We should fondly remember the great, late Margaret Thatcher for several reasons, most notably because she saved the United Kingdom from economic collapse.
Though apparently the real quote (as opposed to the versions that circulate on the Internet) is “they always run out of other people’s money.”
And that’s exactly what’s happening in Brazil. It’s even gotten to the point that the New York Times has noticed. Here are some excerpts from a very sobering story about the pension mess in that nation.
It starts with an anecdote about a bureaucrat who retired with a full pension when she was only 44 years old.
When Rosângela Araújo turned 44, she decided that she had worked long enough. So Ms. Araújo, a public school supervisor, did what millions of others in their 40s and 50s have done in this country: She retired, with a full pension. “I had to take advantage of the benefit that was available to me,” said Ms. Araújo, now 65.
But the problem is that Ms. Araújo is the rule rather than the exception.
Indeed, her pension is relatively small compared to the way some government workers bilk the system.
An exploding pension crisis here in Brazil, Latin America’s biggest country, is wreaking havoc on its public finances, intensifying a political struggle over the economy that already has the president fighting for survival. Brazilians retire at an average age of 54, and some public servants, military officials and politicians manage to collect multiple pensions totaling well over $100,000 year. Then, once they die, loopholes enable their spouses or daughters to go on collecting the pensions for the rest of their lives, too. …“Think Greece, but on a crazier, more colossal scale,” said Paulo Tafner, an economist and a leading authority on Brazil’s pension system. …The nation’s economy has soured badly.
Worse than Greece?!? Is that really true?
Depends on what’s being measured. Greece has a bigger and more bloated public sector (and it’s getting worse), but Brazil ranks below Greece for overall economic freedom. So I wouldn’t be surprised if Brazil’s pension system is even worse than the one in Greece.
For instance, I don’t think young Greek women have an incentive to marry old codgers just to get a lifelong pension. That’s apparently so prevalent in Greece that they call it the “Viagra effect.”
In any event, it’s adding up, setting the stage for a fiscal crisis. Particularly when you consider demographic changes.
…economists warn that the pension crisis will grow more acute…, ranking it among Brazil’s most vexing structural binds. Officials had expected a major shortfall in 2030, but they now say that could happen as soon as next year. …Brazil’s plummeting fertility rate — which recently dropped to 1.77 children per woman, below the rate needed for the population to replace itself — which will eventually put even more pressure on a pension system already under intense strain. …Brazil already spends more than 10 percent of its gross domestic product on public pensions, similar to what southern European countries with much older populations have recently spent…an even bigger shock is expected here, given that the population of people 60 or older is expected to reach about 14 percent of the overall population in just two decades, up from about 7 percent now.

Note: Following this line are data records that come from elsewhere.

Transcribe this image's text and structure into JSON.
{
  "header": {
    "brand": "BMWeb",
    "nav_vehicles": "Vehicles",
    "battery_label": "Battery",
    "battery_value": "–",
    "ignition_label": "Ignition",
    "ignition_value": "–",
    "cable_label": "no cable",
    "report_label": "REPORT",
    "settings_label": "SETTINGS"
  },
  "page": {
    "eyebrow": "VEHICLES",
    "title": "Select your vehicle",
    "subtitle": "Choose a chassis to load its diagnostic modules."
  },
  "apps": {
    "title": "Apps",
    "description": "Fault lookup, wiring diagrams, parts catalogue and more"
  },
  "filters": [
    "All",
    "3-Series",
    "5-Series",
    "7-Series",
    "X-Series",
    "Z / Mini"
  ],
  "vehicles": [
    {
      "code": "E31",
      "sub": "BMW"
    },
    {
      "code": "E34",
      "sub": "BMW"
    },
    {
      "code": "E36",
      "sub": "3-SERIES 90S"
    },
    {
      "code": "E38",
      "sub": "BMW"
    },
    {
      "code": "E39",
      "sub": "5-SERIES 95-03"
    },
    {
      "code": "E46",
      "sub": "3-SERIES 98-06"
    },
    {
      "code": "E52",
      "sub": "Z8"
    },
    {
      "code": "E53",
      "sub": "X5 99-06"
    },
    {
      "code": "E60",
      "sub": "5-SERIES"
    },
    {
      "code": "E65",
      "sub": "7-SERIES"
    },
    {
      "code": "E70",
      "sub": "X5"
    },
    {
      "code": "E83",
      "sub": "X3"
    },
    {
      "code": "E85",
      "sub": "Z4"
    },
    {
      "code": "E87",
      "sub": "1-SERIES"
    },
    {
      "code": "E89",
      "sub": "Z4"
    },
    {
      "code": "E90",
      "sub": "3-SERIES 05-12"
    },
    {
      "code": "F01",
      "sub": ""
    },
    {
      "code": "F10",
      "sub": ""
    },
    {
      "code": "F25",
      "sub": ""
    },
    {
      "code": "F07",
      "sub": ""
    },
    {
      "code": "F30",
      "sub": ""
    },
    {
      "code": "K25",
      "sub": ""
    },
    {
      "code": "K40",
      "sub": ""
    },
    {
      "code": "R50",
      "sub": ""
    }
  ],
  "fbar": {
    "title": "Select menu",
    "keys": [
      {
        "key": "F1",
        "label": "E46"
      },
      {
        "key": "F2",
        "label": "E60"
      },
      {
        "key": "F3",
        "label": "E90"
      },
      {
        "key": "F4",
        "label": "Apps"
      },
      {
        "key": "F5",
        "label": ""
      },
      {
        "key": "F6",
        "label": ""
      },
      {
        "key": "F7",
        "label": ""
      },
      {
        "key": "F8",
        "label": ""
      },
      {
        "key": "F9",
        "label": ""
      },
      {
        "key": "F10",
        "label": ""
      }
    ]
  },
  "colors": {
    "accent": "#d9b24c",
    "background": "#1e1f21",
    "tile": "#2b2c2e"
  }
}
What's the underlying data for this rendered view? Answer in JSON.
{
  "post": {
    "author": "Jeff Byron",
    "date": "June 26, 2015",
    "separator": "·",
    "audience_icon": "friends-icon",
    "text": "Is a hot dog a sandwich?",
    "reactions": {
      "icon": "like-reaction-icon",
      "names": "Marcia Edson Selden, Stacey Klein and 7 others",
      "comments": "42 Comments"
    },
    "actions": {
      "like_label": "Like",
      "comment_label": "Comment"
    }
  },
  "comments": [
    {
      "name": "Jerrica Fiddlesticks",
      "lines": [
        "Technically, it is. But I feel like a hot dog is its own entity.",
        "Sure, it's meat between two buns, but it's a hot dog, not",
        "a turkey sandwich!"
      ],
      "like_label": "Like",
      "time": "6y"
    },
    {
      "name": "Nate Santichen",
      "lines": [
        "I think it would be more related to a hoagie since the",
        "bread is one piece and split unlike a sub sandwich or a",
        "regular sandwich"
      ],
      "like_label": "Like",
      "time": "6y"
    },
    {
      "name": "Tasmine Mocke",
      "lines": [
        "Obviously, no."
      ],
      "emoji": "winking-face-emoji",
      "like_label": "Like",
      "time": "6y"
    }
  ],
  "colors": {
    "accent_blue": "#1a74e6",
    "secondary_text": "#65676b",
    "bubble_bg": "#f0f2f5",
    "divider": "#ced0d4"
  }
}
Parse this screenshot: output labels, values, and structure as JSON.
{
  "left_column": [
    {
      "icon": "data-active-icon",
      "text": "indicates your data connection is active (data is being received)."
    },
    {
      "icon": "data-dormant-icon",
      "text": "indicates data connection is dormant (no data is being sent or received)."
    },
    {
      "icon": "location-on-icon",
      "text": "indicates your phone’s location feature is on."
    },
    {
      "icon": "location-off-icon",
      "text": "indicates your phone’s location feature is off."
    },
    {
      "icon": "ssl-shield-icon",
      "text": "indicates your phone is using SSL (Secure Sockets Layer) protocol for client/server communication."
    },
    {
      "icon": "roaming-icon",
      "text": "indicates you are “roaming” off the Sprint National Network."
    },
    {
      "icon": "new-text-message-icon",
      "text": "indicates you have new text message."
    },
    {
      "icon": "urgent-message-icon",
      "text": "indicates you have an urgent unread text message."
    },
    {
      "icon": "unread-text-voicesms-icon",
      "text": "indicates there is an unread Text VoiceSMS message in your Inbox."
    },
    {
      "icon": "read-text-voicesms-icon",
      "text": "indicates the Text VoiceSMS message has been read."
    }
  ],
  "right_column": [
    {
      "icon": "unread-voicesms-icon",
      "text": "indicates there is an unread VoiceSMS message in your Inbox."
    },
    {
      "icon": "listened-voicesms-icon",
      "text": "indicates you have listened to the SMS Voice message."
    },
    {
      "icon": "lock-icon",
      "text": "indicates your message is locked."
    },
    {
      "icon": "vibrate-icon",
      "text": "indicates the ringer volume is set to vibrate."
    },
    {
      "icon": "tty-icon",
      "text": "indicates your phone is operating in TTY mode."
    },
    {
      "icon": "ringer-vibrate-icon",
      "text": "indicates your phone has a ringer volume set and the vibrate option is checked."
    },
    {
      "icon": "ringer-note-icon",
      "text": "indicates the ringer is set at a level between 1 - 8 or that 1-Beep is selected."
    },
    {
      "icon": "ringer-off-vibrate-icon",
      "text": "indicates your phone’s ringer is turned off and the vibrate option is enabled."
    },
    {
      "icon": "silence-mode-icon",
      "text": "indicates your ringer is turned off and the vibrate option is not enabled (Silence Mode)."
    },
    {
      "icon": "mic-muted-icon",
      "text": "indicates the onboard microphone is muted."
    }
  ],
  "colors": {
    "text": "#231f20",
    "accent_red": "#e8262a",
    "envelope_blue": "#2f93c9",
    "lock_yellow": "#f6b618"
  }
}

You also won’t be surprised to learn that government bureaucrats have rigged the system so that they get the best deal.
…the system also perpetuates inequality by providing special benefits to hundreds of thousands of government employees and their families. …Brazil is estimated to spend about 3 percent of its gross domestic product on survivors’ pensions, about three times the level in many rich industrialized countries. Politicians have been especially skilled at securing big pensions at the state level. In the Amazonian state of Pará, former governors and first ladies were recently receiving lifelong pensions as high as $7,000 a month, even if they served only a few years in office. …“Public pensions in Brazil have long been a slow-motion disaster,” said Raul Velloso, a specialist on public finances.
By the way, the lesson from all this is that the only stable pension system – and the one that is impervious to demographic change – is personal retirement accounts.
P.S. As bad as things are in Brazil, the former socialist president of that nation has more wisdom than Obama.
P.P.S. Then again, the Brazilians have a very strange approach to “rights.”